# [Work required]
Retype all of the entries exactly as they appear.

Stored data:
--------------------------------
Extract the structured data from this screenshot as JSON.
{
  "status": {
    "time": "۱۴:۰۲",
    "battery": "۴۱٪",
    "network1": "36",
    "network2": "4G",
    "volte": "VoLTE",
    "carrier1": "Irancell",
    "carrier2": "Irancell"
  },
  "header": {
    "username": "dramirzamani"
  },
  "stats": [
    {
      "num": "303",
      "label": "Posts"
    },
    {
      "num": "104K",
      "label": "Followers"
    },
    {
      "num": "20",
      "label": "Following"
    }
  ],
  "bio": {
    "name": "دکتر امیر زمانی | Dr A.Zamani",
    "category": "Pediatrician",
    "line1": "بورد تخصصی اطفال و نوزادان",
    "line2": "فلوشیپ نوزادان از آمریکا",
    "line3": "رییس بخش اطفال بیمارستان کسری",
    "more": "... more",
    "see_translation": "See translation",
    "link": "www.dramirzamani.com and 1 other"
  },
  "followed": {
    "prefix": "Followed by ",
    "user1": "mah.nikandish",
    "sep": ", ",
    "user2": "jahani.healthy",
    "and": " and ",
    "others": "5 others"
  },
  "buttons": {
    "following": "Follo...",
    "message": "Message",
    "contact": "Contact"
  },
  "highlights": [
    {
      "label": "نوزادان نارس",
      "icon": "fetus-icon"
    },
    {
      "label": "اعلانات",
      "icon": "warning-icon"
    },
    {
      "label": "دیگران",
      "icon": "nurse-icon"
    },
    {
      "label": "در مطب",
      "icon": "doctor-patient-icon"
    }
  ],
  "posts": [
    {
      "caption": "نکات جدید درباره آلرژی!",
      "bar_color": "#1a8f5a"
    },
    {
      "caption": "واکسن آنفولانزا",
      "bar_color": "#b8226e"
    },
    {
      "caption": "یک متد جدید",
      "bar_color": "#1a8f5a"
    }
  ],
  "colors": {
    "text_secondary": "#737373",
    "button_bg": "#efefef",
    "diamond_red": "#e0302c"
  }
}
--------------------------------
# [Solution]
Extract the structured data from this screenshot as JSON.
{
  "status": {
    "time": "۱۴:۰۲",
    "battery": "۴۱٪",
    "network1": "36",
    "network2": "4G",
    "volte": "VoLTE",
    "carrier1": "Irancell",
    "carrier2": "Irancell"
  },
  "header": {
    "username": "dramirzamani"
  },
  "stats": [
    {
      "num": "303",
      "label": "Posts"
    },
    {
      "num": "104K",
      "label": "Followers"
    },
    {
      "num": "20",
      "label": "Following"
    }
  ],
  "bio": {
    "name": "دکتر امیر زمانی | Dr A.Zamani",
    "category": "Pediatrician",
    "line1": "بورد تخصصی اطفال و نوزادان",
    "line2": "فلوشیپ نوزادان از آمریکا",
    "line3": "رییس بخش اطفال بیمارستان کسری",
    "more": "... more",
    "see_translation": "See translation",
    "link": "www.dramirzamani.com and 1 other"
  },
  "followed": {
    "prefix": "Followed by ",
    "user1": "mah.nikandish",
    "sep": ", ",
    "user2": "jahani.healthy",
    "and": " and ",
    "others": "5 others"
  },
  "buttons": {
    "following": "Follo...",
    "message": "Message",
    "contact": "Contact"
  },
  "highlights": [
    {
      "label": "نوزادان نارس",
      "icon": "fetus-icon"
    },
    {
      "label": "اعلانات",
      "icon": "warning-icon"
    },
    {
      "label": "دیگران",
      "icon": "nurse-icon"
    },
    {
      "label": "در مطب",
      "icon": "doctor-patient-icon"
    }
  ],
  "posts": [
    {
      "caption": "نکات جدید درباره آلرژی!",
      "bar_color": "#1a8f5a"
    },
    {
      "caption": "واکسن آنفولانزا",
      "bar_color": "#b8226e"
    },
    {
      "caption": "یک متد جدید",
      "bar_color": "#1a8f5a"
    }
  ],
  "colors": {
    "text_secondary": "#737373",
    "button_bg": "#efefef",
    "diamond_red": "#e0302c"
  }
}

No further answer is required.